In the configurations; this section looks specifically at how each post’s priority is scored. There are three basic options:
- Do not use automatic priority calculation: This selects all posts equally, assigning the actual priority value later.
- Comment count: The priority of each post is calculated based on the absolute number of comments a post receives.
- Comment average: The priority of each post is calculated based on the number of comments relative to other posts.
From advice, use one of the comment-based calculations. This implies your popular posts will automatically receive a higher priority level.
4. SITEMAP CONTENT
The Sitemap Content section allows you to select items, custom post types, and taxonomies you want to include in your sitemap so as to be crawled by Search Engines.
For example, the homepage is a necessity to be ticked. It’s expected to to include all of your WordPress posts, pages, and custom post types. However, you may which to include your archive or tag pages. If you don’t want these pages appearing in the SERPs, untick them and they won’t be added to your sitemap.
At the bottom of the section, you will notice Further options. You will be prompted if you want to include last modified times. I advice leaving this ticked, otherwise the search engines will only crawl only new content and not recently edited content.
5. EXCLUDED ITEMS
You may want to include most of your blog posts in your sitemap, may want some to be indexed while some excluded. This section allows you to exclude certain categories from the sitemap, including individual posts and pages by entering their ID numbers.
6. CHANGE FREQUENCIES
This helps to set the Frequencies throughout which Search Engine crawlers will crawl your site, but this is the section where you can set values for them.
Now, change frequencies are given to guide search engines, letting them know how often content is likely to change in your site. This information tells the search engines how often send their crawler bots to look for updates.
For example, if you publish new blog content regularly, set the homepage change frequency to daily. If you run a static website that rarely add new blog post or changes, daily will not be useful, in this sense, the yearly option feels more good. The options are set always, hourly, daily, weekly, monthly, yearly, and never.
We’ve earlier discussed about the Post Priority levels, but this section lets you rank how important part of your site is valuable that other content, you must also specify blog posts’ maximum and minimum priority values.
Your homepage is the most important page of all, so you are advised to give it the maximum score of 1.0. Static pages and popular blog posts are next to your most important pages, so score them highly, too.
You are not meant to score unimportant content too highly. This will reduce the priority levels of your more important sections than others
Every WordPress site needs a WordPress sitemap that is needed by Search Engines. Google XML Sitemaps plugin is a sitemap xml generator an configuring it helps to set how crawlers will crawl your website.
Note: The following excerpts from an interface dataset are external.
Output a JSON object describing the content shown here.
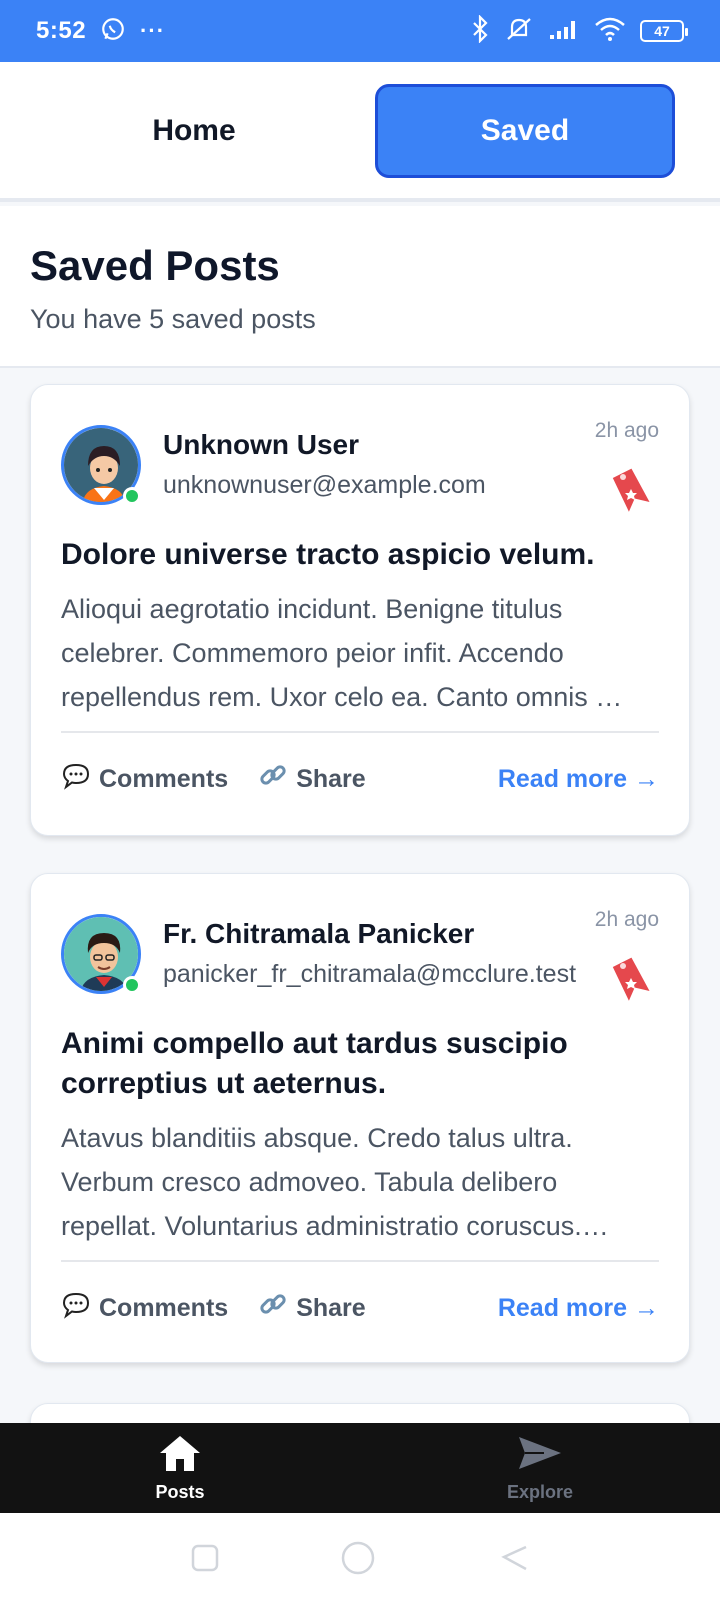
{
  "status_bar": {
    "time": "5:52",
    "battery": "47"
  },
  "tabs": {
    "home": "Home",
    "saved": "Saved"
  },
  "header": {
    "title": "Saved Posts",
    "subtitle": "You have 5 saved posts"
  },
  "posts": [
    {
      "user_name": "Unknown User",
      "user_email": "unknownuser@example.com",
      "time": "2h ago",
      "title": "Dolore universe tracto aspicio velum.",
      "body": "Alioqui aegrotatio incidunt. Benigne titulus celebrer. Commemoro peior infit. Accendo repellendus rem. Uxor celo ea. Canto omnis …",
      "comments_label": "Comments",
      "share_label": "Share",
      "read_more": "Read more →"
    },
    {
      "user_name": "Fr. Chitramala Panicker",
      "user_email": "panicker_fr_chitramala@mcclure.test",
      "time": "2h ago",
      "title": "Animi compello aut tardus suscipio correptius ut aeternus.",
      "body": "Atavus blanditiis absque. Credo talus ultra. Verbum cresco admoveo. Tabula delibero repellat. Voluntarius administratio coruscus.…",
      "comments_label": "Comments",
      "share_label": "Share",
      "read_more": "Read more →"
    }
  ],
  "bottom_nav": {
    "posts": "Posts",
    "explore": "Explore"
  },
  "colors": {
    "accent": "#3b82f6",
    "nav_bg": "#121212",
    "bookmark": "#ef4444"
  }
}
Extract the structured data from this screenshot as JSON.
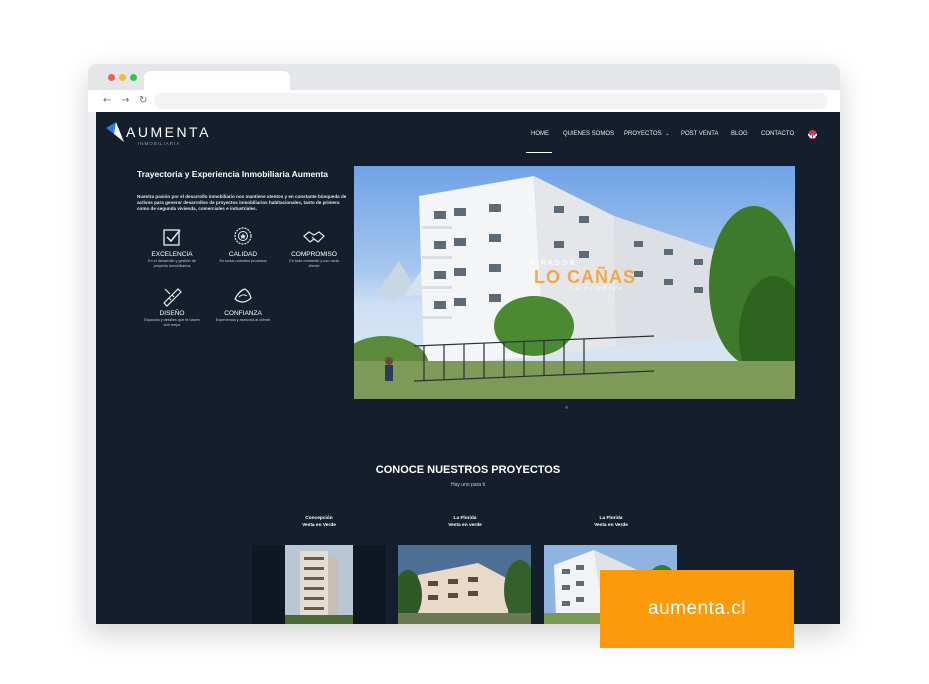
{
  "site": {
    "logo_text": "AUMENTA",
    "logo_subtext": "INMOBILIARIA",
    "nav": [
      "HOME",
      "QUIENES SOMOS",
      "PROYECTOS",
      "POST VENTA",
      "BLOG",
      "CONTACTO"
    ]
  },
  "intro": {
    "title": "Trayectoria y Experiencia Inmobiliaria Aumenta",
    "text": "Nuestra pasión por el desarrollo inmobiliario nos mantiene atentos y en constante búsqueda de activos para generar desarrollos de proyectos inmobiliarios habitacionales, tanto de primera como de segunda vivienda, comerciales e industriales.",
    "values": [
      {
        "title": "EXCELENCIA",
        "desc": "En el desarrollo y gestión de proyecto inmobiliarios",
        "icon": "check-square-icon"
      },
      {
        "title": "CALIDAD",
        "desc": "En todos nuestros procesos",
        "icon": "quality-seal-icon"
      },
      {
        "title": "COMPROMISO",
        "desc": "En todo momento y con cada cliente",
        "icon": "handshake-icon"
      },
      {
        "title": "DISEÑO",
        "desc": "Espacios y detalles que te hacen vivir mejor",
        "icon": "ruler-pencil-icon"
      },
      {
        "title": "CONFIANZA",
        "desc": "Experiencia y asesoría al cliente",
        "icon": "trust-hands-icon"
      }
    ]
  },
  "hero": {
    "line1": "MIRADOR",
    "line2": "LO CAÑAS",
    "line3": "LA FLORIDA"
  },
  "projects": {
    "title": "CONOCE NUESTROS PROYECTOS",
    "subtitle": "Hay uno para ti",
    "items": [
      {
        "commune": "Concepción",
        "name": "Vesta en Verde"
      },
      {
        "commune": "La Florida",
        "name": "Vesta en verde"
      },
      {
        "commune": "La Florida",
        "name": "Vesta en Verde"
      }
    ]
  },
  "badge": {
    "text": "aumenta.cl"
  },
  "colors": {
    "page_bg": "#151e2c",
    "accent": "#fb9a0a",
    "logo_blue": "#2a7fd4"
  }
}
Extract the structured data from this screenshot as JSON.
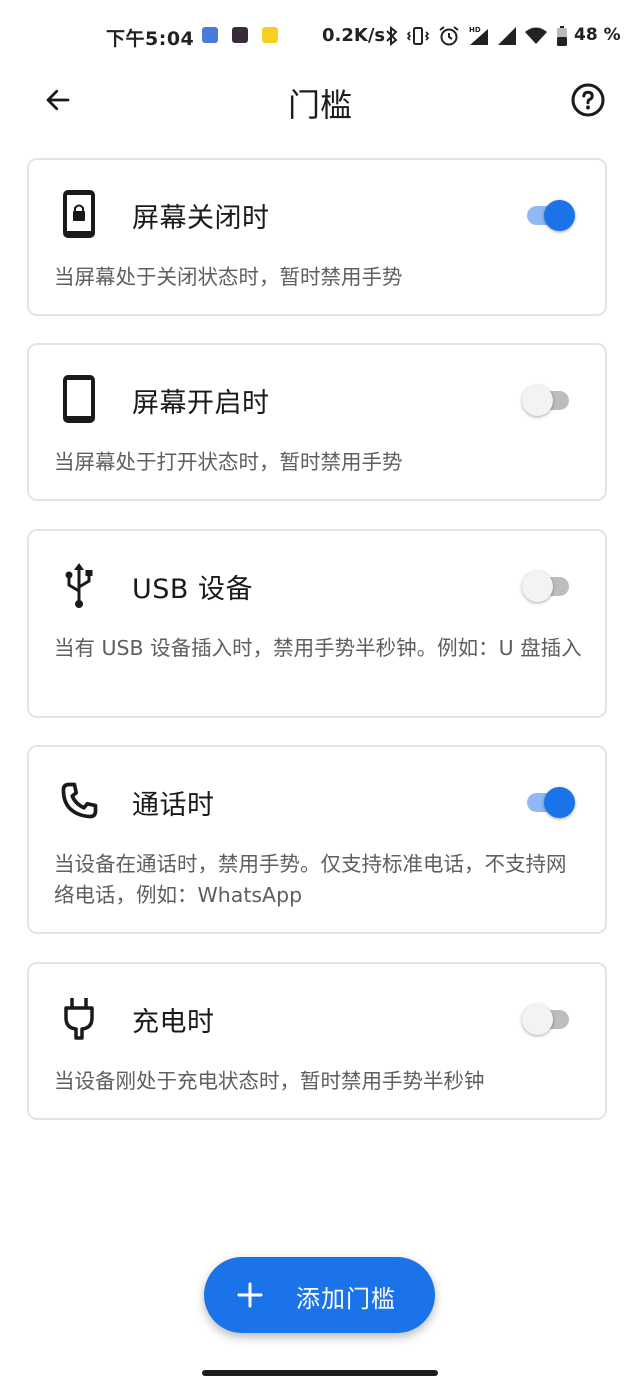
{
  "status_bar": {
    "time": "下午5:04",
    "speed": "0.2K/s",
    "battery_text": "48 %",
    "icons": [
      "app-notify-blue-icon",
      "app-notify-red-icon",
      "app-notify-yellow-icon",
      "bluetooth-icon",
      "vibrate-icon",
      "alarm-icon",
      "hd-signal-icon",
      "signal-icon",
      "wifi-icon",
      "battery-icon"
    ]
  },
  "app_bar": {
    "title": "门槛",
    "back_icon": "arrow-back-icon",
    "help_icon": "help-circle-icon"
  },
  "cards": [
    {
      "icon": "lock-phone-icon",
      "title": "屏幕关闭时",
      "description": "当屏幕处于关闭状态时，暂时禁用手势",
      "enabled": true
    },
    {
      "icon": "phone-icon",
      "title": "屏幕开启时",
      "description": "当屏幕处于打开状态时，暂时禁用手势",
      "enabled": false
    },
    {
      "icon": "usb-icon",
      "title": "USB 设备",
      "description": "当有 USB 设备插入时，禁用手势半秒钟。例如：U 盘插入",
      "enabled": false
    },
    {
      "icon": "call-icon",
      "title": "通话时",
      "description": "当设备在通话时，禁用手势。仅支持标准电话，不支持网络电话，例如：WhatsApp",
      "enabled": true
    },
    {
      "icon": "power-plug-icon",
      "title": "充电时",
      "description": "当设备刚处于充电状态时，暂时禁用手势半秒钟",
      "enabled": false
    }
  ],
  "fab": {
    "label": "添加门槛",
    "icon": "plus-icon"
  },
  "colors": {
    "accent": "#1a73e8",
    "accent_track": "#8fb8f4",
    "card_border": "#e4e4e4",
    "desc_text": "#5f5f5f"
  }
}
The plugin is free and easy to use. This is probably because the XML sitemap is easy to set up. Google Xml Sitemap helps to set your sitemap the way you like so as to rank high on SERPs. It is also advisable to fetch new post on Google Webmaster so as to be easily fetched on Google Search queries.